> **YOUR OBJECTIVE**
Without including any picture, return the complete set of records exactly.

> **RECORDS FOR THIS EXERCISE**
◆ ◆ ◆ ◆ ◆

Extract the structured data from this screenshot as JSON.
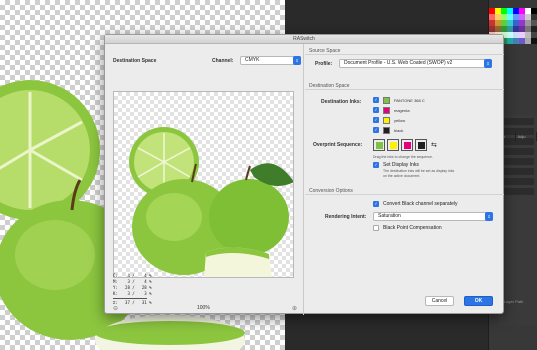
{
  "dialog": {
    "title": "RASwitch",
    "destination_space_label": "Destination Space",
    "channel_label": "Channel:",
    "channel_value": "CMYK",
    "zoom_minus": "⊖",
    "zoom_value": "100%",
    "zoom_plus": "⊕",
    "source_space": {
      "heading": "Source Space",
      "profile_label": "Profile:",
      "profile_value": "Document Profile - U.S. Web Coated (SWOP) v2"
    },
    "destination_space": {
      "heading": "Destination Space",
      "inks_label": "Destination Inks:",
      "inks": [
        {
          "name": "PANTONE 368 C",
          "color": "#7dc242",
          "checked": true
        },
        {
          "name": "magenta",
          "color": "#e6007e",
          "checked": true
        },
        {
          "name": "yellow",
          "color": "#fff200",
          "checked": true
        },
        {
          "name": "black",
          "color": "#231f20",
          "checked": true
        }
      ],
      "overprint_label": "Overprint Sequence:",
      "overprint_colors": [
        "#7dc242",
        "#fff200",
        "#e6007e",
        "#231f20"
      ],
      "drag_note": "Drag the inks to change the sequence.",
      "set_display_label": "Set Display Inks",
      "set_display_note_1": "The destination inks will be set as display inks",
      "set_display_note_2": "on the active document."
    },
    "conversion": {
      "heading": "Conversion Options",
      "convert_black_label": "Convert Black channel separately",
      "rendering_label": "Rendering Intent:",
      "rendering_value": "Saturation",
      "bpc_label": "Black Point Compensation"
    },
    "info": {
      "c": "C:    4 /    4 %",
      "m": "M:    3 /    4 %",
      "y": "Y:   28 /   28 %",
      "k": "K:    3 /    3 %",
      "s": "Σ:   37 /   31 %"
    },
    "cancel_label": "Cancel",
    "ok_label": "OK"
  },
  "workspace": {
    "panel_tabs": [
      "ation",
      "Adju"
    ],
    "panel_footer": "Layer Path"
  }
}
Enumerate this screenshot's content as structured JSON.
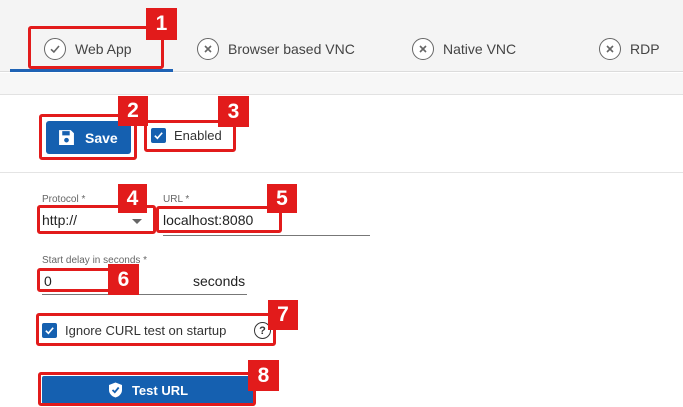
{
  "tabs": [
    {
      "label": "Web App",
      "icon": "check-circle-icon",
      "active": true
    },
    {
      "label": "Browser based VNC",
      "icon": "x-circle-icon",
      "active": false
    },
    {
      "label": "Native VNC",
      "icon": "x-circle-icon",
      "active": false
    },
    {
      "label": "RDP",
      "icon": "x-circle-icon",
      "active": false
    }
  ],
  "toolbar": {
    "save_label": "Save",
    "enabled_label": "Enabled",
    "enabled_checked": true
  },
  "form": {
    "protocol_label": "Protocol *",
    "protocol_value": "http://",
    "url_label": "URL *",
    "url_value": "localhost:8080",
    "delay_label": "Start delay in seconds *",
    "delay_value": "0",
    "delay_unit": "seconds",
    "ignore_curl_label": "Ignore CURL test on startup",
    "ignore_curl_checked": true,
    "help_glyph": "?",
    "test_url_label": "Test URL"
  },
  "callouts": [
    "1",
    "2",
    "3",
    "4",
    "5",
    "6",
    "7",
    "8"
  ],
  "colors": {
    "accent": "#1560b0",
    "callout": "#e21b1b"
  }
}
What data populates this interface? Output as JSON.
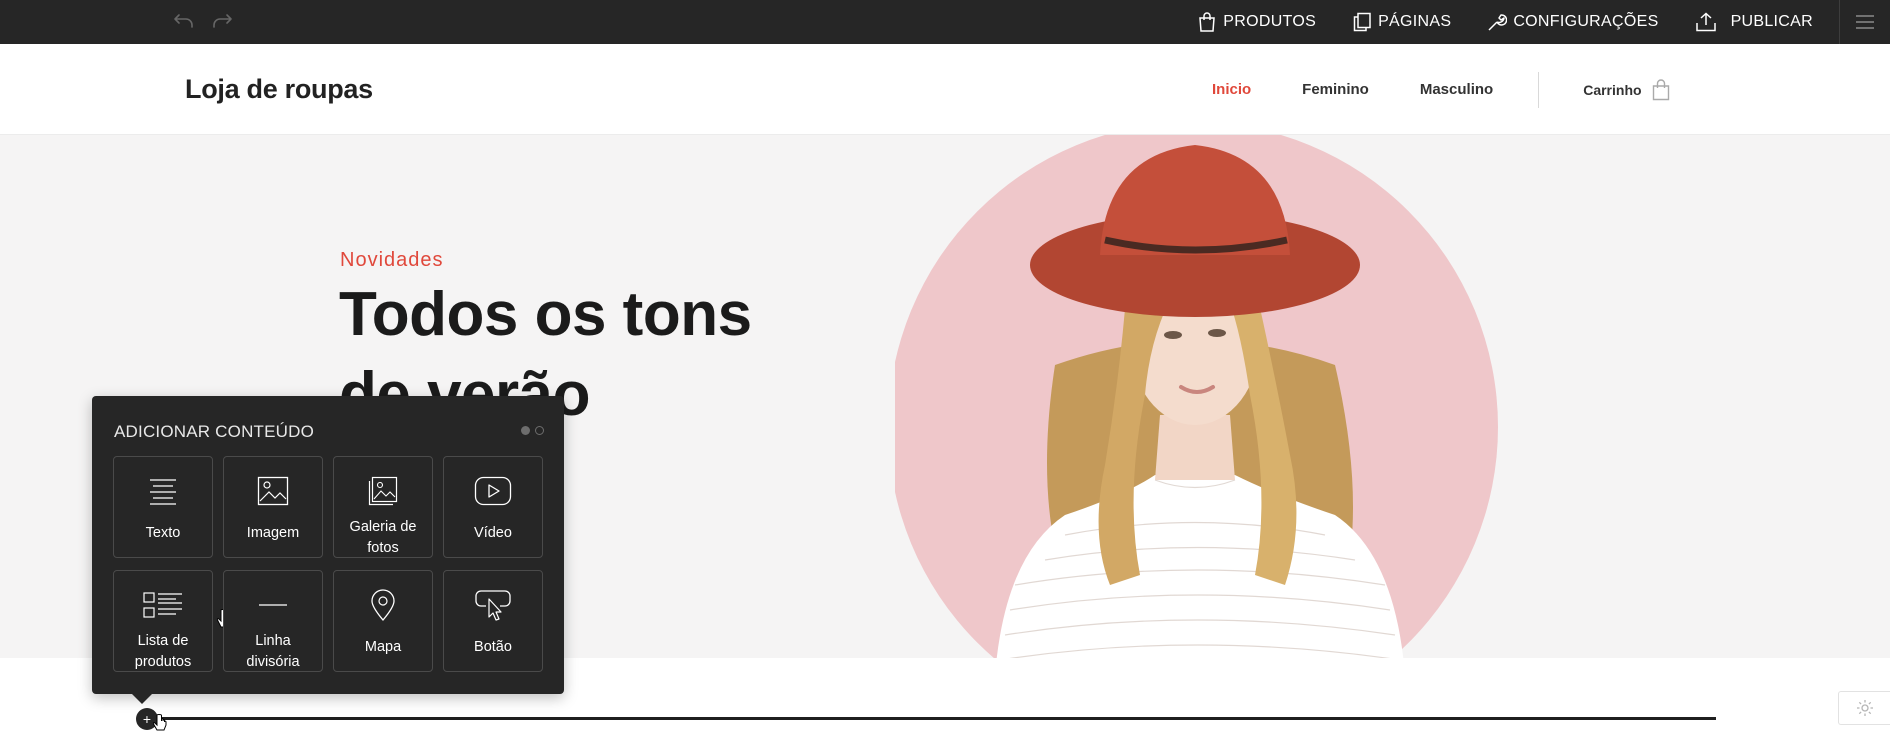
{
  "editor_bar": {
    "undo_icon": "undo-icon",
    "redo_icon": "redo-icon",
    "nav": [
      {
        "label": "PRODUTOS",
        "icon": "shopping-bag-icon"
      },
      {
        "label": "PÁGINAS",
        "icon": "pages-icon"
      },
      {
        "label": "CONFIGURAÇÕES",
        "icon": "wrench-icon"
      },
      {
        "label": "PUBLICAR",
        "icon": "upload-icon"
      }
    ],
    "menu_icon": "hamburger-menu-icon",
    "background": "#262626"
  },
  "site": {
    "brand": "Loja de roupas",
    "nav": [
      {
        "label": "Inicio",
        "active": true
      },
      {
        "label": "Feminino",
        "active": false
      },
      {
        "label": "Masculino",
        "active": false
      }
    ],
    "cart_label": "Carrinho",
    "cart_icon": "shopping-bag-icon",
    "accent": "#e0483b"
  },
  "hero": {
    "kicker": "Novidades",
    "title": "Todos os tons de verão",
    "circle_color": "#efc7ca"
  },
  "add_content": {
    "title": "ADICIONAR CONTEÚDO",
    "page_current": 1,
    "page_total": 2,
    "tiles": [
      {
        "label": "Texto",
        "icon": "text-icon"
      },
      {
        "label": "Imagem",
        "icon": "image-icon"
      },
      {
        "label": "Galeria de fotos",
        "icon": "gallery-icon"
      },
      {
        "label": "Vídeo",
        "icon": "video-play-icon"
      },
      {
        "label": "Lista de produtos",
        "icon": "product-list-icon"
      },
      {
        "label": "Linha divisória",
        "icon": "divider-line-icon"
      },
      {
        "label": "Mapa",
        "icon": "map-pin-icon"
      },
      {
        "label": "Botão",
        "icon": "button-click-icon"
      }
    ]
  },
  "section_controls": {
    "add_label": "+",
    "settings_icon": "gear-icon"
  }
}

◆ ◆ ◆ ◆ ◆

> **ANSWER SPACE**
Extract the structured data from this screenshot as JSON.
{
  "dialog": {
    "title": "RASwitch",
    "destination_space_label": "Destination Space",
    "channel_label": "Channel:",
    "channel_value": "CMYK",
    "zoom_minus": "⊖",
    "zoom_value": "100%",
    "zoom_plus": "⊕",
    "source_space": {
      "heading": "Source Space",
      "profile_label": "Profile:",
      "profile_value": "Document Profile - U.S. Web Coated (SWOP) v2"
    },
    "destination_space": {
      "heading": "Destination Space",
      "inks_label": "Destination Inks:",
      "inks": [
        {
          "name": "PANTONE 368 C",
          "color": "#7dc242",
          "checked": true
        },
        {
          "name": "magenta",
          "color": "#e6007e",
          "checked": true
        },
        {
          "name": "yellow",
          "color": "#fff200",
          "checked": true
        },
        {
          "name": "black",
          "color": "#231f20",
          "checked": true
        }
      ],
      "overprint_label": "Overprint Sequence:",
      "overprint_colors": [
        "#7dc242",
        "#fff200",
        "#e6007e",
        "#231f20"
      ],
      "drag_note": "Drag the inks to change the sequence.",
      "set_display_label": "Set Display Inks",
      "set_display_note_1": "The destination inks will be set as display inks",
      "set_display_note_2": "on the active document."
    },
    "conversion": {
      "heading": "Conversion Options",
      "convert_black_label": "Convert Black channel separately",
      "rendering_label": "Rendering Intent:",
      "rendering_value": "Saturation",
      "bpc_label": "Black Point Compensation"
    },
    "info": {
      "c": "C:    4 /    4 %",
      "m": "M:    3 /    4 %",
      "y": "Y:   28 /   28 %",
      "k": "K:    3 /    3 %",
      "s": "Σ:   37 /   31 %"
    },
    "cancel_label": "Cancel",
    "ok_label": "OK"
  },
  "workspace": {
    "panel_tabs": [
      "ation",
      "Adju"
    ],
    "panel_footer": "Layer Path"
  }
}
Enumerate this screenshot's content as structured JSON.
{
  "tabs": [
    {
      "label": "Web App",
      "icon": "check-circle-icon",
      "active": true
    },
    {
      "label": "Browser based VNC",
      "icon": "x-circle-icon",
      "active": false
    },
    {
      "label": "Native VNC",
      "icon": "x-circle-icon",
      "active": false
    },
    {
      "label": "RDP",
      "icon": "x-circle-icon",
      "active": false
    }
  ],
  "toolbar": {
    "save_label": "Save",
    "enabled_label": "Enabled",
    "enabled_checked": true
  },
  "form": {
    "protocol_label": "Protocol *",
    "protocol_value": "http://",
    "url_label": "URL *",
    "url_value": "localhost:8080",
    "delay_label": "Start delay in seconds *",
    "delay_value": "0",
    "delay_unit": "seconds",
    "ignore_curl_label": "Ignore CURL test on startup",
    "ignore_curl_checked": true,
    "help_glyph": "?",
    "test_url_label": "Test URL"
  },
  "callouts": [
    "1",
    "2",
    "3",
    "4",
    "5",
    "6",
    "7",
    "8"
  ],
  "colors": {
    "accent": "#1560b0",
    "callout": "#e21b1b"
  }
}
What data populates this interface? Output as JSON.
{
  "editor_bar": {
    "undo_icon": "undo-icon",
    "redo_icon": "redo-icon",
    "nav": [
      {
        "label": "PRODUTOS",
        "icon": "shopping-bag-icon"
      },
      {
        "label": "PÁGINAS",
        "icon": "pages-icon"
      },
      {
        "label": "CONFIGURAÇÕES",
        "icon": "wrench-icon"
      },
      {
        "label": "PUBLICAR",
        "icon": "upload-icon"
      }
    ],
    "menu_icon": "hamburger-menu-icon",
    "background": "#262626"
  },
  "site": {
    "brand": "Loja de roupas",
    "nav": [
      {
        "label": "Inicio",
        "active": true
      },
      {
        "label": "Feminino",
        "active": false
      },
      {
        "label": "Masculino",
        "active": false
      }
    ],
    "cart_label": "Carrinho",
    "cart_icon": "shopping-bag-icon",
    "accent": "#e0483b"
  },
  "hero": {
    "kicker": "Novidades",
    "title": "Todos os tons de verão",
    "circle_color": "#efc7ca"
  },
  "add_content": {
    "title": "ADICIONAR CONTEÚDO",
    "page_current": 1,
    "page_total": 2,
    "tiles": [
      {
        "label": "Texto",
        "icon": "text-icon"
      },
      {
        "label": "Imagem",
        "icon": "image-icon"
      },
      {
        "label": "Galeria de fotos",
        "icon": "gallery-icon"
      },
      {
        "label": "Vídeo",
        "icon": "video-play-icon"
      },
      {
        "label": "Lista de produtos",
        "icon": "product-list-icon"
      },
      {
        "label": "Linha divisória",
        "icon": "divider-line-icon"
      },
      {
        "label": "Mapa",
        "icon": "map-pin-icon"
      },
      {
        "label": "Botão",
        "icon": "button-click-icon"
      }
    ]
  },
  "section_controls": {
    "add_label": "+",
    "settings_icon": "gear-icon"
  }
}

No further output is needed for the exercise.